### [WHAT YOU NEED TO DO]
Read through the entries below and return each line with the word "thumb".

[Interface dataset entries]
·····

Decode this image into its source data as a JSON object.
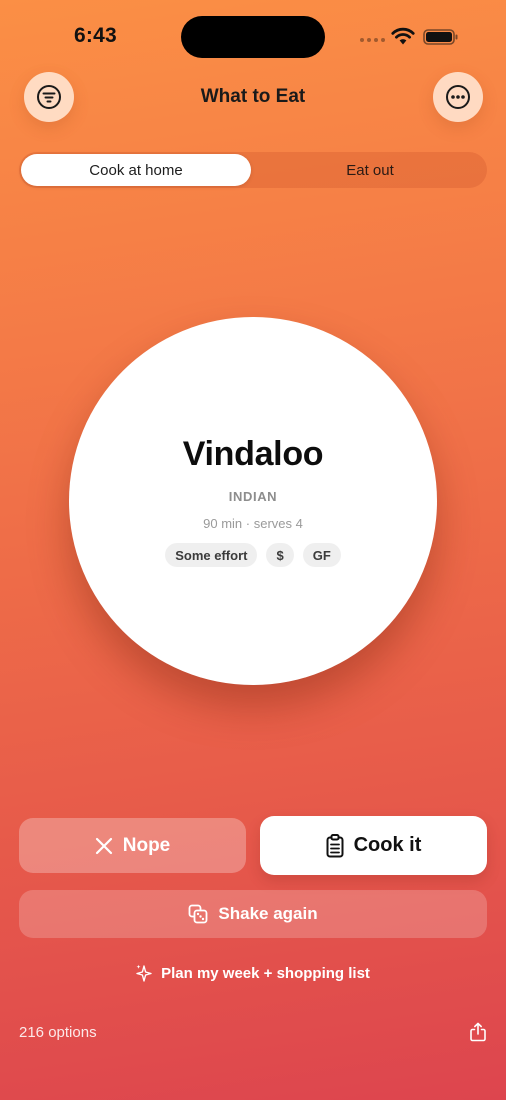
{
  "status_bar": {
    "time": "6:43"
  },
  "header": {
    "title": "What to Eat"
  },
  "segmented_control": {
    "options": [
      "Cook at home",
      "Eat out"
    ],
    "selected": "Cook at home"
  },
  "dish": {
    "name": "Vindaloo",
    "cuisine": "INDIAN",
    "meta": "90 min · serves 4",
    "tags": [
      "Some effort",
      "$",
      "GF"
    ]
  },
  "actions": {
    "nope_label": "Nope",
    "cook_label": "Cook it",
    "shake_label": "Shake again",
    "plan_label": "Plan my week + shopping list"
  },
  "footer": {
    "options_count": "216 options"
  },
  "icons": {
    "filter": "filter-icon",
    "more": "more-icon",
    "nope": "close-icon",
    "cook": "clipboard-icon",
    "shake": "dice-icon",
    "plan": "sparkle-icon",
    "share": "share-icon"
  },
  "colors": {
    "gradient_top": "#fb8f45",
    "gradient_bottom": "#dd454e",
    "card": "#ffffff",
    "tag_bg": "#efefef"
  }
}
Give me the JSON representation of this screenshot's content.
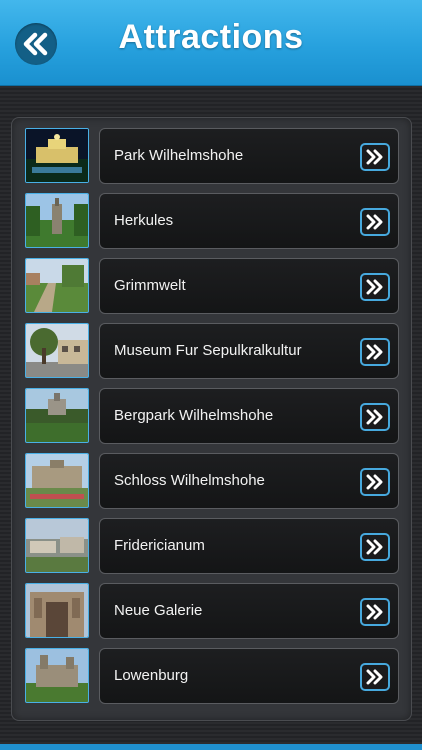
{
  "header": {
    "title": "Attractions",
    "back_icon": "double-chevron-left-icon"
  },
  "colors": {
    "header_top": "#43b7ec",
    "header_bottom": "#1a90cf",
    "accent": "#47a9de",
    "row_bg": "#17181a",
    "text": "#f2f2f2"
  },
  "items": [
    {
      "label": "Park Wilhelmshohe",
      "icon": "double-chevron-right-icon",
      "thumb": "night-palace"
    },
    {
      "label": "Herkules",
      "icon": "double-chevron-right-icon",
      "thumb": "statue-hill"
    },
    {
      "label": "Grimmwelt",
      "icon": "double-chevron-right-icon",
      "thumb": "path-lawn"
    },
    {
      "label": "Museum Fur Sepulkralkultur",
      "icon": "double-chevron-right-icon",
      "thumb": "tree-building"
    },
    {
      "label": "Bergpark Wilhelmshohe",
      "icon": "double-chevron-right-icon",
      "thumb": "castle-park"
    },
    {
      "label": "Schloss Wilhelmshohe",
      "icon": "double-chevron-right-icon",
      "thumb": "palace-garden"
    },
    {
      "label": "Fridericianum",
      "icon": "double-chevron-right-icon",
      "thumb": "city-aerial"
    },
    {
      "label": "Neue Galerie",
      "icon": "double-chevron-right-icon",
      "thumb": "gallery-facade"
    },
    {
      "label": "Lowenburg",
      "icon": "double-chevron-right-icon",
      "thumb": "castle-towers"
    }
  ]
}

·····

### [EXERCISE RESPONSE]
      "thumb": "night-palace"
      "thumb": "statue-hill"
      "thumb": "path-lawn"
      "thumb": "tree-building"
      "thumb": "castle-park"
      "thumb": "palace-garden"
      "thumb": "city-aerial"
      "thumb": "gallery-facade"
      "thumb": "castle-towers"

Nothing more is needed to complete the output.